This problem is the staggering hype and attention that has been generated ever since it was announced, and the way Fuji have publicised and marketed it as being something "special" There seems to be an assumption that because it looks sort of like a Leica, then its going to perform like one. Well as a Leica user there are all sorts of things I most definitely wouldn't want it to emulate. Framelines is one, and to be honest so are manual focus and an optical viewfinder. If someone could magically graft AF and an EVF on to my M9, I'd be eternally grateful. It would help my experience with the M9 and not hinder it. Framelines are inaccurate at all but one specific focus point and I find optical viewfinders nowhere near as great as some people make them out to be. Where things like this fit into Fuji's scheme of a "professional" camera, I'm not sure.
"The old-fashioned styling makes it seem like a bargain-priced Leica, whereas if it was styled like a G/GH it would have been likened to an expensive G11"
I loved this comment and it sums up much of the talk about this camera. If it didn't look like it did, would there be a fraction of the "buzz" about it?
By marketing it as they have and by their publicity and particularly their website about it, Fuji have raised expectations to a very high level. If they aren't going to be a laughing stock they HAVE to deliver. The X100 has to have brilliant image quality, be beautifully and robustly made and handle and work like a dream. That's the expectation. That's what Fuji have told us it's going to be like and any falling short of this is going to result in huge disappointment. They may sell a lot at the start, but if negative user experiences start to surface then they may find they have rather a lot of stock on their hands.
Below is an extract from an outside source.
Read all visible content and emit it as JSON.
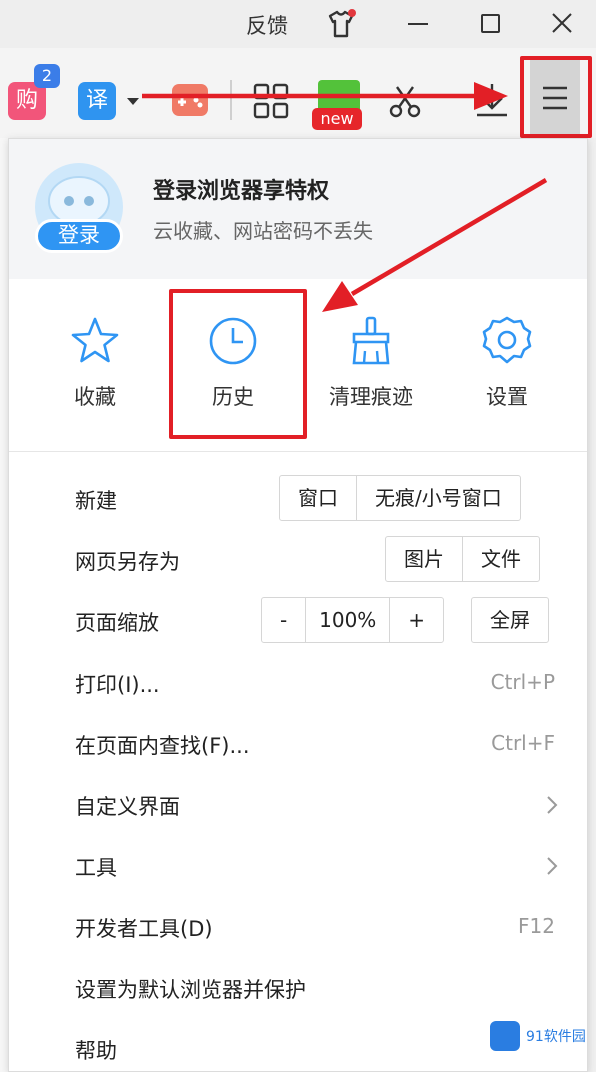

If they had come out with something along the lines of "This is a pretty decent compact APS-C fixed lens camera with some retro styling" then it may have found a decent niche for itself. But that's not how they have done it. They have pretty much told us its a wonder camera, its sexy and desirable and upmarket and we'll all want one, which is how some of it's fanboys have chosen to represent it.
I used a Leica X1 for a while and enjoyed the images it produced but what I had to go through to get them frustrated me in the end and I sold it. There are disquieting noises about some of the operating parameters of the X100 being less than ideal. If the stories about the lack of image magnification for manual focus, and the restriction of shutter speeds in aperture priority are true, or even if its difficult to find these, then that's only going to prove damaging to its future.
From what I've seen of the "real" samples that are now starting to appear from people who've actually bought one, it looks to produce good images, with bright saturated colour and be very good in low light. It also seems to produce a certain "flattish" contrast and f/2 does seem to be a little "soft".
I wrote in an earlier post that a 12MP fixed lens camera costing £1000 would have to be pretty special to get a credit card out of my wallet. I'm waiting for some raw files to be able to check that out. Depending on what I've seen so far, my reaction has been yes it is, no it isn't, yes it is, no it isn't etc. etc.
"If there's any doubt at all, there is no doubt"